To this day, Smith’s Eagle Scout project lives on as members of Smith’s former Boy Scout Troop 303 honor his original intention each Memorial Day, when they, like Smith before them, remember the Pecan Grove veterans by placing a flag on each one’s final resting place.
Following Smith’s 1990 graduation from McKinney High School, he left for Austin to attend the University of Texas. Originally a geology major, an ordinary trip to the Student Union ultimately changed his major, while creating the path that lead him to a community and past-time that he adored. This path would also eventually lead him to the love of his life.
While waiting in line to sign up to play Dungeons and Dragons, Smith came across a bulletin-board sign advertising the Society for Creative Anachronism (SCA). According to its website, “the SCA is an international organization dedicated to researching and recreating the arts and skills of pre-17th-century Europe. Members dress in clothing of the Middle Ages and Renaissance, attend events featuring tournaments, royal courts, feasts, dancing, and more.”

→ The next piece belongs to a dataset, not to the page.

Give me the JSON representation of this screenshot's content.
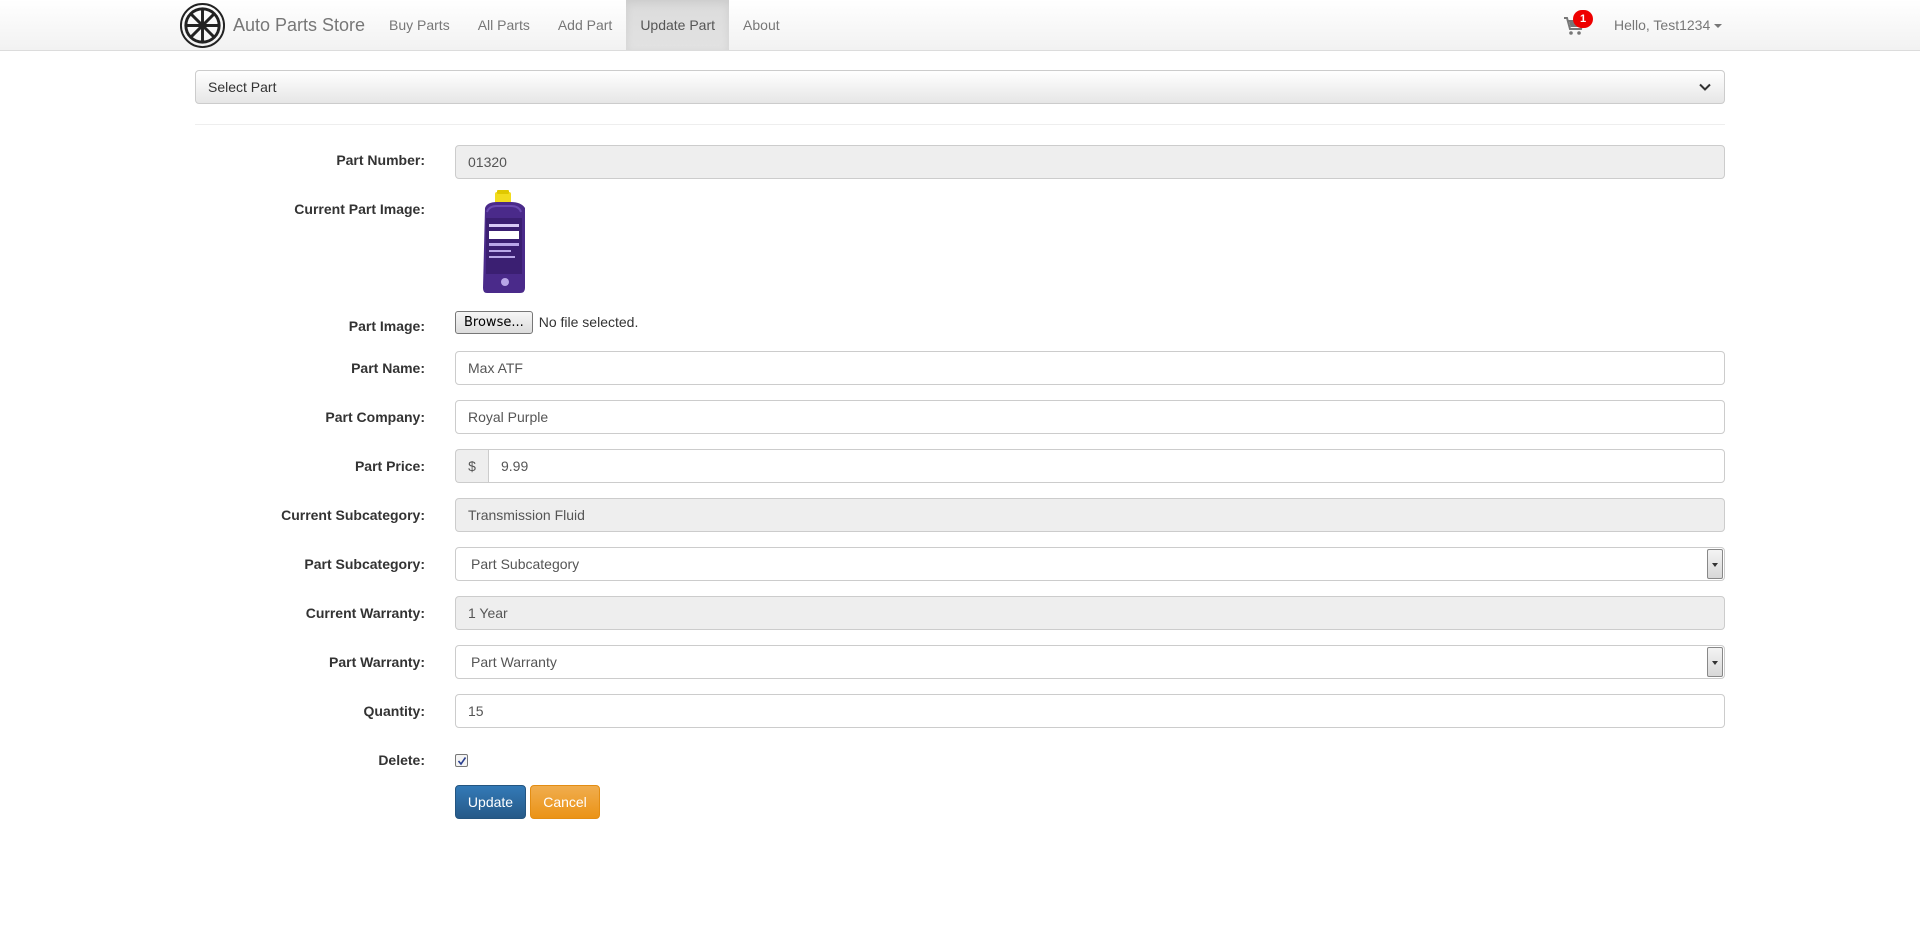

“He even learned how to do the minuet,” says his mom chuckling, “It was funny, because, growing up he didn’t care what he wore. I could only get him to shop with me long enough to buy blue jeans and t-shirts. Then, when he got involved with SCA, Mr. Picky came out. He had to have natural fabrics that were historically correct. I was sewing in silks and cotton and linens. He was so into it, hook, line and sinker.”
Now, in addition to attending class, Smith and his other history loving friends spent weekends and breaks attending gatherings and festivals from local Austin gatherings to large multi-day festivals held annually in Pennsylvania. It was during this time Smith met Kathleen Carroll (KC) who on September 21, 2001, became his wife. Together, they continued to enjoy SCA activities and travel.

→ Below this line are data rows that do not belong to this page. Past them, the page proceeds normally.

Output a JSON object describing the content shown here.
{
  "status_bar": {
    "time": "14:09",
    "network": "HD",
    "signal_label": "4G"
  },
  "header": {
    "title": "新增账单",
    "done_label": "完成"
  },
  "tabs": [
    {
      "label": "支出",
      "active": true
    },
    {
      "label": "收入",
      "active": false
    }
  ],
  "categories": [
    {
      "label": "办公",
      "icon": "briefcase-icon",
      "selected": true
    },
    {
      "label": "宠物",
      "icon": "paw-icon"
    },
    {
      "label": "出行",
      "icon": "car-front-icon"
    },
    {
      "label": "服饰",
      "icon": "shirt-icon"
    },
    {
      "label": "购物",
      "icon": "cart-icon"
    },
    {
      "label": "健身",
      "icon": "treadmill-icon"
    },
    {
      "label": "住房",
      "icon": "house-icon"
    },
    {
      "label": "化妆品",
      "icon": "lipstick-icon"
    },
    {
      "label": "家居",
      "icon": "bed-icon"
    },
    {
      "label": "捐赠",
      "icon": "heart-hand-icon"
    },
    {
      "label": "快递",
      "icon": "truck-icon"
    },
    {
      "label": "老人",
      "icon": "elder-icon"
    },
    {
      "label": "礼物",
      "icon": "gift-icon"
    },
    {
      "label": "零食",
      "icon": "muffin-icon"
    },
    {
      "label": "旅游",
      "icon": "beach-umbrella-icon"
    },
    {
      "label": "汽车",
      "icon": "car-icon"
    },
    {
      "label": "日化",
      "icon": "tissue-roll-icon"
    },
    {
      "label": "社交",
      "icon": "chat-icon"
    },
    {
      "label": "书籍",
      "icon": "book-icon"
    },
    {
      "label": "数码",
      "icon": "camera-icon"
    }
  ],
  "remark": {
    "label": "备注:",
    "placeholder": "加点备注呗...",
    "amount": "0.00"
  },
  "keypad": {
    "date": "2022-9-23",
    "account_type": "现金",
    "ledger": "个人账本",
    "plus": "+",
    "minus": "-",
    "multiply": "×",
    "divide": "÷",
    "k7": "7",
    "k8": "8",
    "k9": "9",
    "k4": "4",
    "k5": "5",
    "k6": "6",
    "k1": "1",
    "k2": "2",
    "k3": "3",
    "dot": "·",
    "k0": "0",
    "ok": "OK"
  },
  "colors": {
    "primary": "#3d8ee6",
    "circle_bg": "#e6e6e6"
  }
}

Smith received his bachelor’s degree in history from the University of Texas in 1994. After a short stint working for Dell, he continued his studies, graduating from Baylor Law School in 2000.
As an attorney, Smith returned briefly to McKinney working for a local law firm, before returning to Austin to practice law.
“Brian was kind. He had a real sense of compassion, of honor and of what was fair,” says his mother. Which is what she believes, coupled with his desire to fulfill a childhood dream, lead him to make his next career move, joining the U.S. Army.
In January 2003, Smith attended basic training at Fort Riley, Kansas. He was trained as a tank commander, serving as a platoon leader with A Company, 1st Battalion, 34th Armor, 1st Infantry Division.
Pre-deployment, a military family needs to sign important papers, and discuss and make important decisions. The must take care of tasks both big and small. Which is why on a particular pre-Iraq day, Smith and his young wife made arrangements for a sperm donation to be kept on hand for them in the name of their future family.
“When something like this happens, they make the young widow wait at least six months before trying to get pregnant,” said Mrs. Smith, “And, six months to the day, KC began the process of trying to have a baby.”
It didn’t happen overnight, and it didn’t happen easy, but on July 14, 2006, two years after his father’s death, Benton Drew Smith made his entrance into the world.
Today, Benton and his mother KC, now a nursing student live in Austin, as does Linda Smith’s daughter and son-in-law and their two daughters. Upon retirement from teaching high school history, Linda’s husband gifted her with a car, knowing full well with all those grand-babies in Austin, she would be burning up the road between here and there.
At this writing, Benton is wrapping up the final days of first grade. He is the spitting image of his father, both in countenance, and in spirit. Like his father, he is a lover of life and has an insatiable curiosity. He is a delight to his family, and is always, always on the go. Just ask his teacher at school.
But if Benton can just keep it together for a little while longer, his grandmother in McKinney has a wonderful reward that will make this whole first grade adventure worthwhile: a tote box filled with Transformer action figures, ready and waiting to be brought out for play.